MATERIAL FOR THE TASK —

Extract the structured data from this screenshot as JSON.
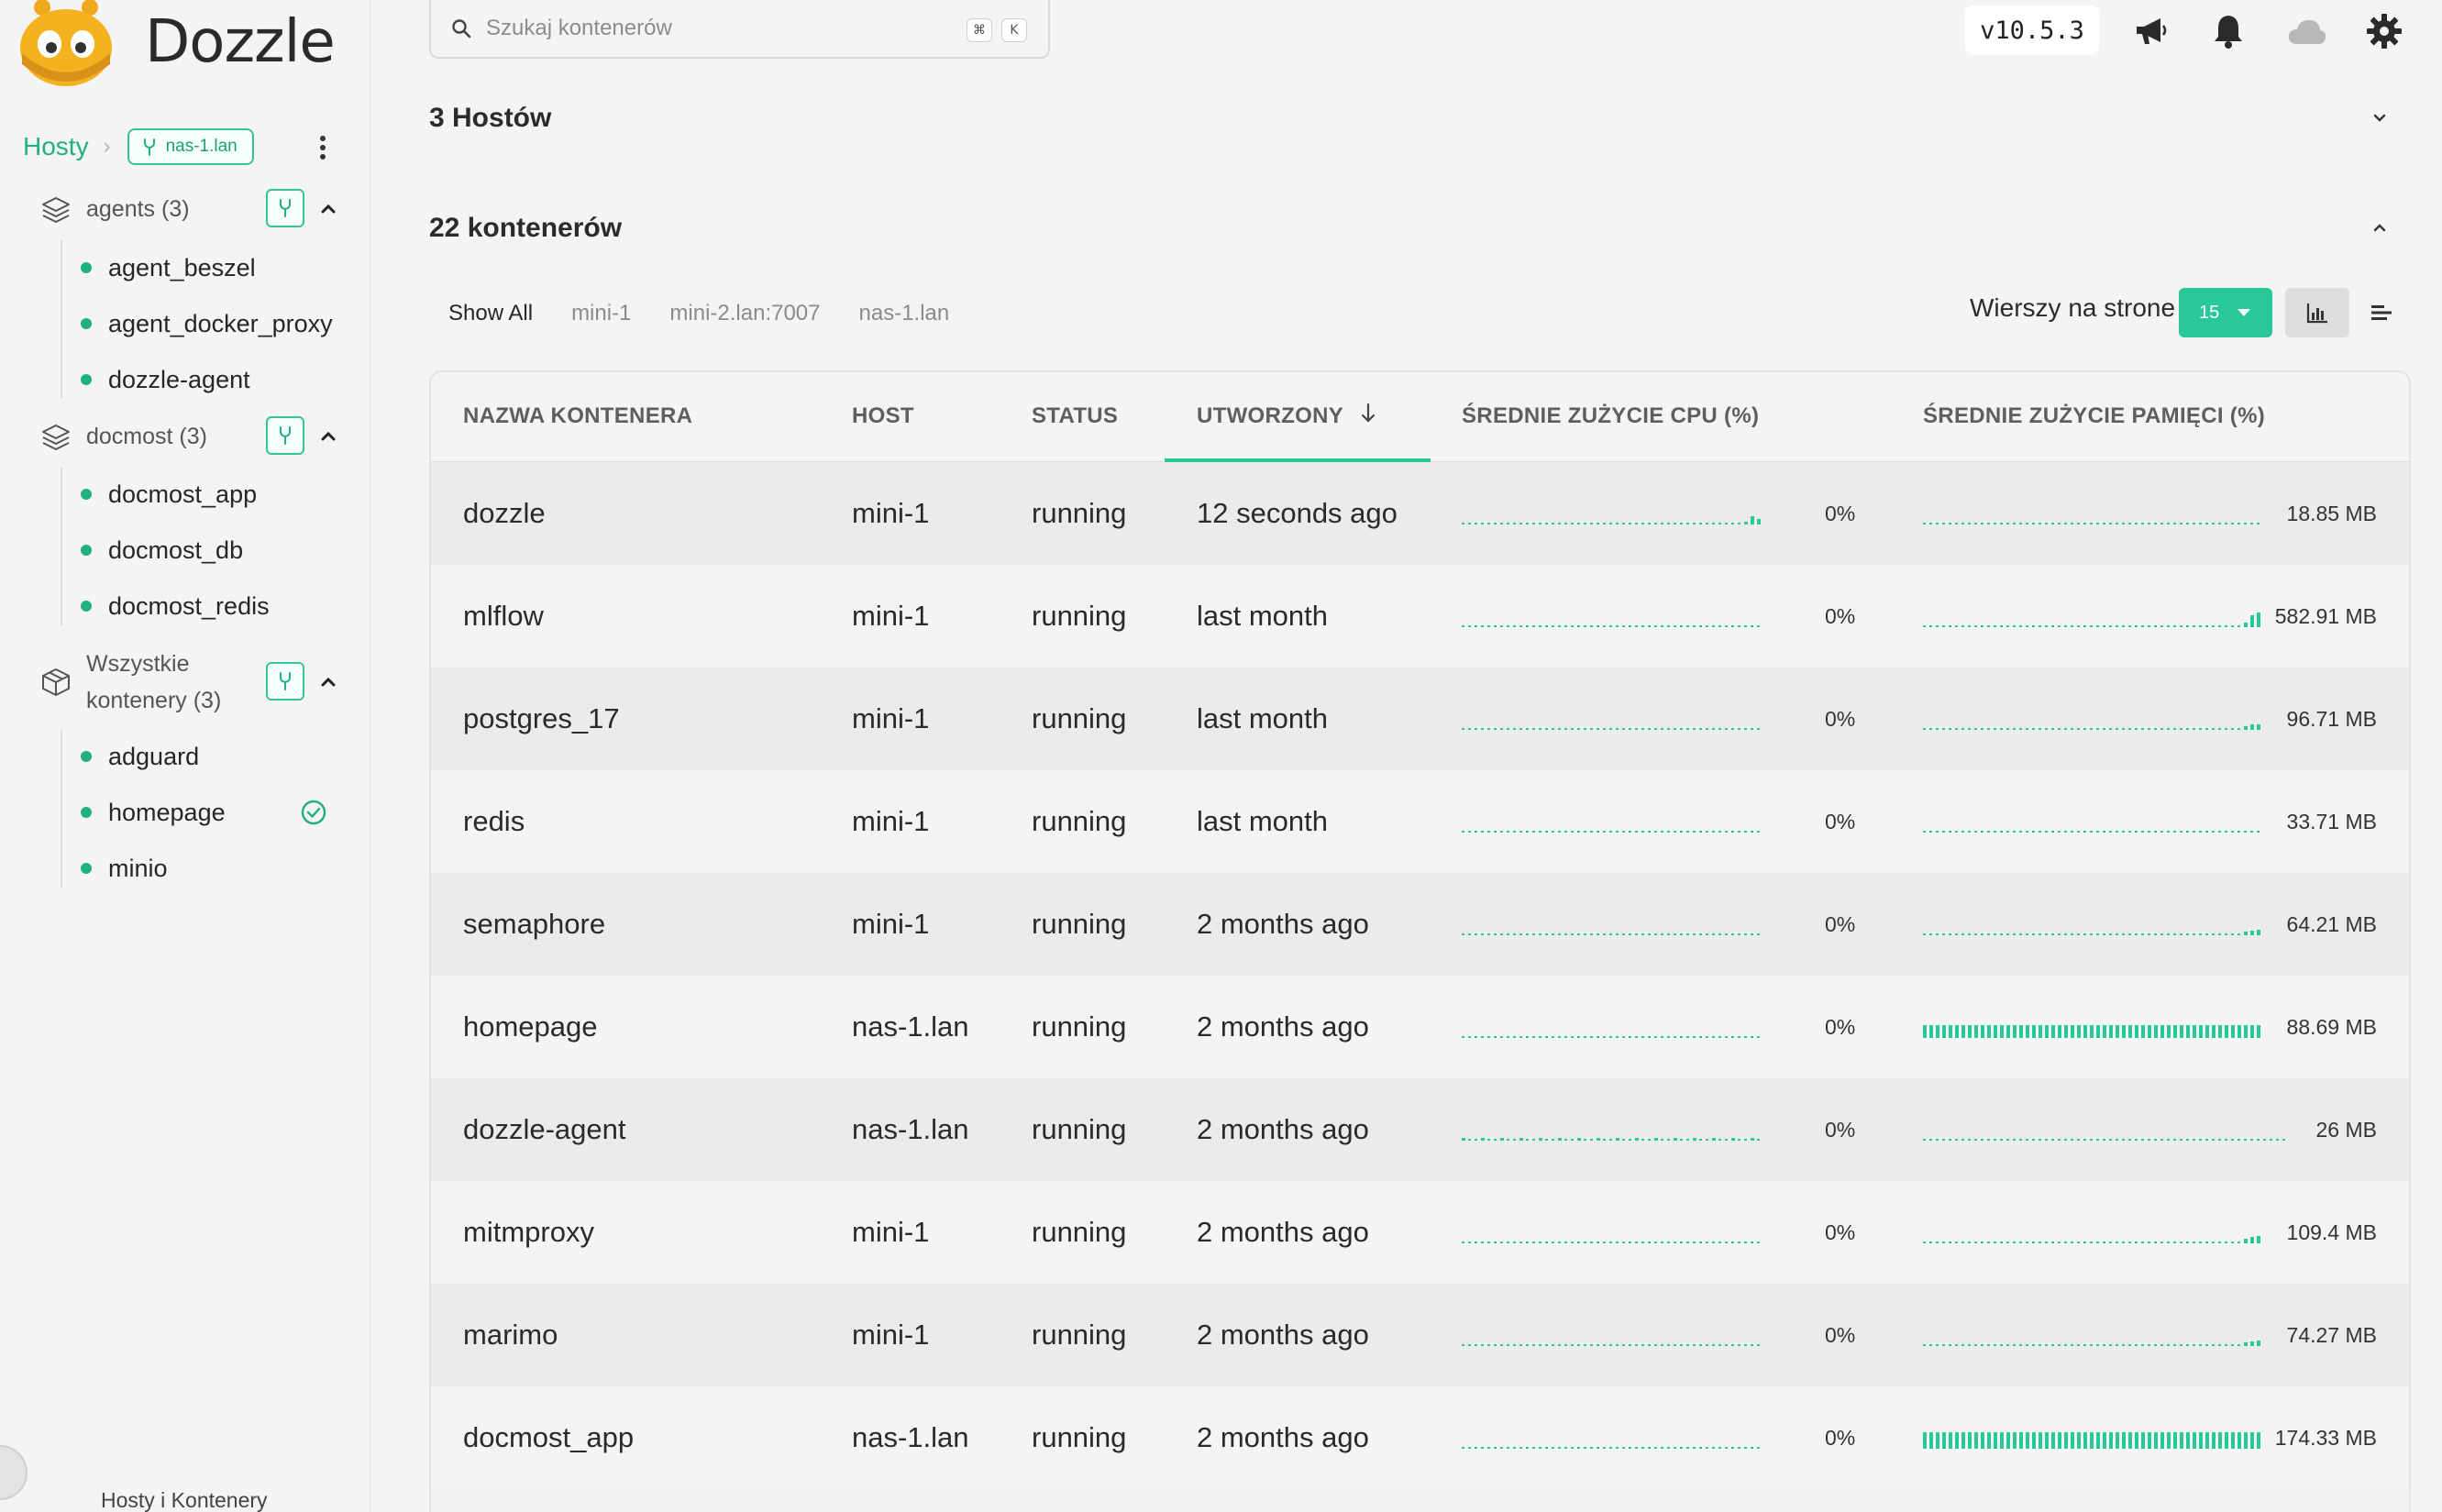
{
  "app": {
    "name": "Dozzle",
    "version": "v10.5.3"
  },
  "sidebar": {
    "breadcrumb_root": "Hosty",
    "current_host": "nas-1.lan",
    "footer": "Hosty i Kontenery",
    "groups": [
      {
        "label": "agents (3)",
        "items": [
          "agent_beszel",
          "agent_docker_proxy",
          "dozzle-agent"
        ]
      },
      {
        "label": "docmost (3)",
        "items": [
          "docmost_app",
          "docmost_db",
          "docmost_redis"
        ]
      },
      {
        "label_line1": "Wszystkie",
        "label_line2": "kontenery (3)",
        "items": [
          "adguard",
          "homepage",
          "minio"
        ]
      }
    ]
  },
  "search": {
    "placeholder": "Szukaj kontenerów",
    "key1": "⌘",
    "key2": "K"
  },
  "sections": {
    "hosts": "3 Hostów",
    "containers": "22 kontenerów"
  },
  "filters": [
    "Show All",
    "mini-1",
    "mini-2.lan:7007",
    "nas-1.lan"
  ],
  "pagination": {
    "label": "Wierszy na strone",
    "value": "15"
  },
  "table": {
    "headers": {
      "name": "NAZWA KONTENERA",
      "host": "HOST",
      "status": "STATUS",
      "created": "UTWORZONY",
      "cpu": "ŚREDNIE ZUŻYCIE CPU (%)",
      "mem": "ŚREDNIE ZUŻYCIE PAMIĘCI (%)"
    },
    "rows": [
      {
        "name": "dozzle",
        "host": "mini-1",
        "status": "running",
        "created": "12 seconds ago",
        "cpu": "0%",
        "mem": "18.85 MB",
        "cpu_tail": [
          3,
          9,
          6
        ],
        "mem_tail": [],
        "mem_level": 0
      },
      {
        "name": "mlflow",
        "host": "mini-1",
        "status": "running",
        "created": "last month",
        "cpu": "0%",
        "mem": "582.91 MB",
        "cpu_tail": [],
        "mem_tail": [
          5,
          13,
          16
        ],
        "mem_level": 0
      },
      {
        "name": "postgres_17",
        "host": "mini-1",
        "status": "running",
        "created": "last month",
        "cpu": "0%",
        "mem": "96.71 MB",
        "cpu_tail": [],
        "mem_tail": [
          4,
          6,
          6
        ],
        "mem_level": 0
      },
      {
        "name": "redis",
        "host": "mini-1",
        "status": "running",
        "created": "last month",
        "cpu": "0%",
        "mem": "33.71 MB",
        "cpu_tail": [],
        "mem_tail": [],
        "mem_level": 0
      },
      {
        "name": "semaphore",
        "host": "mini-1",
        "status": "running",
        "created": "2 months ago",
        "cpu": "0%",
        "mem": "64.21 MB",
        "cpu_tail": [],
        "mem_tail": [
          4,
          5,
          6
        ],
        "mem_level": 0
      },
      {
        "name": "homepage",
        "host": "nas-1.lan",
        "status": "running",
        "created": "2 months ago",
        "cpu": "0%",
        "mem": "88.69 MB",
        "cpu_tail": [],
        "mem_tail": [],
        "mem_level": 14
      },
      {
        "name": "dozzle-agent",
        "host": "nas-1.lan",
        "status": "running",
        "created": "2 months ago",
        "cpu": "0%",
        "mem": "26 MB",
        "cpu_tail": [],
        "mem_tail": [],
        "mem_level": 0,
        "cpu_dense": true
      },
      {
        "name": "mitmproxy",
        "host": "mini-1",
        "status": "running",
        "created": "2 months ago",
        "cpu": "0%",
        "mem": "109.4 MB",
        "cpu_tail": [],
        "mem_tail": [
          5,
          7,
          8
        ],
        "mem_level": 0
      },
      {
        "name": "marimo",
        "host": "mini-1",
        "status": "running",
        "created": "2 months ago",
        "cpu": "0%",
        "mem": "74.27 MB",
        "cpu_tail": [],
        "mem_tail": [
          4,
          5,
          6
        ],
        "mem_level": 0
      },
      {
        "name": "docmost_app",
        "host": "nas-1.lan",
        "status": "running",
        "created": "2 months ago",
        "cpu": "0%",
        "mem": "174.33 MB",
        "cpu_tail": [],
        "mem_tail": [],
        "mem_level": 18
      }
    ]
  },
  "colors": {
    "accent": "#28c997",
    "accent_dark": "#21b07f"
  }
}
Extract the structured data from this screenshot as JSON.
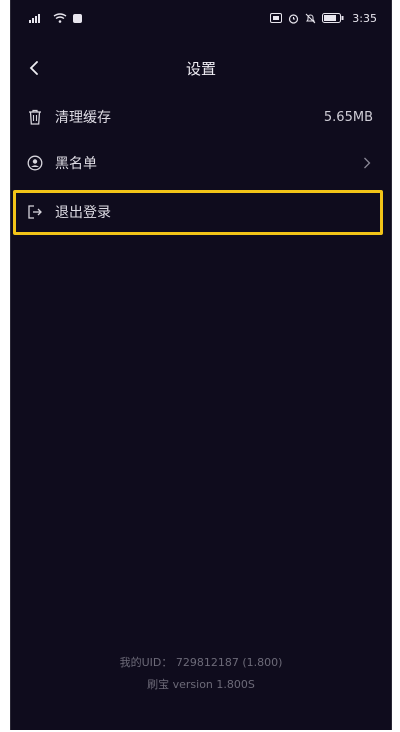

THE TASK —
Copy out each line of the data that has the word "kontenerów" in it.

SOLUTION TO THIS TASK —
    "placeholder": "Szukaj kontenerów",
    "containers": "22 kontenerów"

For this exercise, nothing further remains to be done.